In the last byte, we initiated the discussion on some of the traditional approaches to Job Design. In today's byte, we look the Scientific Method of job design.
The genesis of the scientific management approach is attributed to Frederick Taylor, and emphasizes on Work Simplification.
Work Simplification refers to "Standardization and the narrow, explicit specification of task activities for workers."
Through scientific management, jobs are often designed to have limited number of tasks, and each task is scientifically specified so that worker is not required to think of deliberate. (The management calibrates and defines task carefully, and the worker only executes the task).
Some of the elements of scientific management are - time and motion studies, differential piece-rate systems to pay, the scientific selection of workers, and focus on the efficient use of labor for the economic benefits of the corporation.
2 arguments that support the efficient and standardized approach to job design are:
- Work simplification allowed workers of diverse ethnic and skill backgrounds to work together in a scientific way.
- Work simplification also leads to production efficiency in the organization and therefore to higher profits.

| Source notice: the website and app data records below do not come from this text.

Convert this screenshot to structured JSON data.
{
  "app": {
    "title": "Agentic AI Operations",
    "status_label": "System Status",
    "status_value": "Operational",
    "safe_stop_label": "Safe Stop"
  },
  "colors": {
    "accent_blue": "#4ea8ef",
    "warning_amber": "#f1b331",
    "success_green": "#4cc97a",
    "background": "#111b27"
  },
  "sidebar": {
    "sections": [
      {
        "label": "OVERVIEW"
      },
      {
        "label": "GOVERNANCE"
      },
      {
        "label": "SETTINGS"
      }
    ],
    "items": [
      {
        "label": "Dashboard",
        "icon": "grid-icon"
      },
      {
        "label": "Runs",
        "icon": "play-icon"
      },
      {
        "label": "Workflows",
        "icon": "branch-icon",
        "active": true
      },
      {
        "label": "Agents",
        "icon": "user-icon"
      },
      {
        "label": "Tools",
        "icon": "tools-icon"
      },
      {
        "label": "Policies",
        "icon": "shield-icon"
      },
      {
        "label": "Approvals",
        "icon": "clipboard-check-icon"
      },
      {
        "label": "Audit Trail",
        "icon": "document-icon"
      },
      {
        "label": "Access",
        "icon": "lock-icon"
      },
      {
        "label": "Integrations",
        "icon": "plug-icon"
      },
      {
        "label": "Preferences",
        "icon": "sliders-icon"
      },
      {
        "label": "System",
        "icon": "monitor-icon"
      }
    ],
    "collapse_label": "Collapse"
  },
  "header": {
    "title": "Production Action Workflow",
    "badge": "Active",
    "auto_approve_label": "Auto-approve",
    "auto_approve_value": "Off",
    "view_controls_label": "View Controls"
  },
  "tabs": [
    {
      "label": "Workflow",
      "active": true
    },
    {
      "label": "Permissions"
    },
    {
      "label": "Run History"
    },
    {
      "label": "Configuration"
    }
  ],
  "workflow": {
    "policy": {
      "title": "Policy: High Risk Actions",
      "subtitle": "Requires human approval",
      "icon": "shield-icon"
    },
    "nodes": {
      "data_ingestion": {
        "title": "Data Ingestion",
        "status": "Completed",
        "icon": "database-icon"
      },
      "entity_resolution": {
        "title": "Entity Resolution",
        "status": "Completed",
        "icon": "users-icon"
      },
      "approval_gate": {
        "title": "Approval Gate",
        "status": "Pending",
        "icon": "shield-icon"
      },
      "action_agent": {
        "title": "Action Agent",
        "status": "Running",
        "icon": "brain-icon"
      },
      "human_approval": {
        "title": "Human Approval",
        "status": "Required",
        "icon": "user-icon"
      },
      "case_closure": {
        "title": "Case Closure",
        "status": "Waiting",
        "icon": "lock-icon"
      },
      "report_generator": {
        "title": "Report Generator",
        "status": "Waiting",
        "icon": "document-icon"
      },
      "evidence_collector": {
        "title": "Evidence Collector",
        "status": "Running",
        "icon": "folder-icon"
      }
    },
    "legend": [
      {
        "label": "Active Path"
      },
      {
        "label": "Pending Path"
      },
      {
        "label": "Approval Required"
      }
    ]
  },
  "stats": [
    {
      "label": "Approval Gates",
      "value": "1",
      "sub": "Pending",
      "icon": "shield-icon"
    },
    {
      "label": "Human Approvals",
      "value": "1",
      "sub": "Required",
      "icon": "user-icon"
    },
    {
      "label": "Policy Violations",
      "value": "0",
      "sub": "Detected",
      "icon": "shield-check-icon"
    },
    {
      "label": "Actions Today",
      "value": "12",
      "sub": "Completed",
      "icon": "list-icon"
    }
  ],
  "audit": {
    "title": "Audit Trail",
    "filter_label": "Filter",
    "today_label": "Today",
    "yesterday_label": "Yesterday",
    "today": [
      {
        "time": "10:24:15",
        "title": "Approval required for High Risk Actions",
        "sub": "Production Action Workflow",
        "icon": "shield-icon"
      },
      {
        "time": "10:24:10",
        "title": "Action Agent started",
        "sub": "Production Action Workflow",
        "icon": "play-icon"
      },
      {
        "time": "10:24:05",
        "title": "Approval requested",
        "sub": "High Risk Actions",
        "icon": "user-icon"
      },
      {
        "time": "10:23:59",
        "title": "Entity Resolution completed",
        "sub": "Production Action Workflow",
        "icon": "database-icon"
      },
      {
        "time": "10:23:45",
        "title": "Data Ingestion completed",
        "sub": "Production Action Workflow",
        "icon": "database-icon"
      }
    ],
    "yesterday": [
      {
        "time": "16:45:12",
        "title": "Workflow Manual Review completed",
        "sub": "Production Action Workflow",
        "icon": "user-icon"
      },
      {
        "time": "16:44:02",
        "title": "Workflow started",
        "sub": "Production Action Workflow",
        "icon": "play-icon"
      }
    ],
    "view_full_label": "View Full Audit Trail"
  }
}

The limitation of this approach is that it undervalues the human capacity for thought and ingenuity. Failure to fully utilize the workers' capacity in a constructive fashion may cause a variety of work problems.